_Task statement_
List each line of the data that holds the string "title".

_Provided entries_
+ + +
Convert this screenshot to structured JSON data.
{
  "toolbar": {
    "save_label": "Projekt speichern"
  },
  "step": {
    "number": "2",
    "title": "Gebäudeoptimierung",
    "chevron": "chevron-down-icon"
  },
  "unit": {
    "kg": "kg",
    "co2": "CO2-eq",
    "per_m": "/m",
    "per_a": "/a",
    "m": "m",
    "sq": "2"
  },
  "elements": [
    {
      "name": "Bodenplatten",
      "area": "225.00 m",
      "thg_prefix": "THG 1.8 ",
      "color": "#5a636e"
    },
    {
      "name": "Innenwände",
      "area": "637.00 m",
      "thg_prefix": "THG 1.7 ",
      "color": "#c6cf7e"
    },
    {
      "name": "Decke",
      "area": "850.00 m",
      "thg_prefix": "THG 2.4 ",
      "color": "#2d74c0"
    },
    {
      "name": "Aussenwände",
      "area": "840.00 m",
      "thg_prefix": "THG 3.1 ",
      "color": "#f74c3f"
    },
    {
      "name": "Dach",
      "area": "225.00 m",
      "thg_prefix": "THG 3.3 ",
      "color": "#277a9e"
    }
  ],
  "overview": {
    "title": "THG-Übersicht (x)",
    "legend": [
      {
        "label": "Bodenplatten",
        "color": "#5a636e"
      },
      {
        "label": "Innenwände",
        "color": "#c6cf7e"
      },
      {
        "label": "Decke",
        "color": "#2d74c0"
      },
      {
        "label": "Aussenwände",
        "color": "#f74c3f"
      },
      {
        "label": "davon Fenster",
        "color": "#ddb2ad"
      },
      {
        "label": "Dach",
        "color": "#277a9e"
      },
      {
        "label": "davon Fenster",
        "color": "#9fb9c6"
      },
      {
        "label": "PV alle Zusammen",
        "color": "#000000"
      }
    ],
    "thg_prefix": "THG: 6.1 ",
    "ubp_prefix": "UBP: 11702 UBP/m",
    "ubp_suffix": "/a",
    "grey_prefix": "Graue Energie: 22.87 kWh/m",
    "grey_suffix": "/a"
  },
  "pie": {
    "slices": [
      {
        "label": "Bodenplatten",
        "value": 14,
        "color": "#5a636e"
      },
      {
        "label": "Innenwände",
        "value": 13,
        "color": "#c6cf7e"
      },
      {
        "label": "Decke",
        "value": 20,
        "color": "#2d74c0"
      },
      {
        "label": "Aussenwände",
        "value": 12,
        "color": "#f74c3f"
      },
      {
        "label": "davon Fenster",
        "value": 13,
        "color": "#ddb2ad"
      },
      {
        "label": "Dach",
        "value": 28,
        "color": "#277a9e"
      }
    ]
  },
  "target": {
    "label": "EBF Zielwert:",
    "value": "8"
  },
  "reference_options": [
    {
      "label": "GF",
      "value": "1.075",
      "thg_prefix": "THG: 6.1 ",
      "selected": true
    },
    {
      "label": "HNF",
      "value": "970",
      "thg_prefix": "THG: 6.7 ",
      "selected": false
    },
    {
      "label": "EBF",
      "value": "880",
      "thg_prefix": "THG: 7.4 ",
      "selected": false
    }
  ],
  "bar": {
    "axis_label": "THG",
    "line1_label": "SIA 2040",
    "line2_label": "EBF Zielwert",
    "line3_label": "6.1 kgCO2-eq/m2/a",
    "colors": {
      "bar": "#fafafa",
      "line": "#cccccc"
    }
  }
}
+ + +
_Output for this task_
    "title": "Gebäudeoptimierung",
    "title": "THG-Übersicht (x)",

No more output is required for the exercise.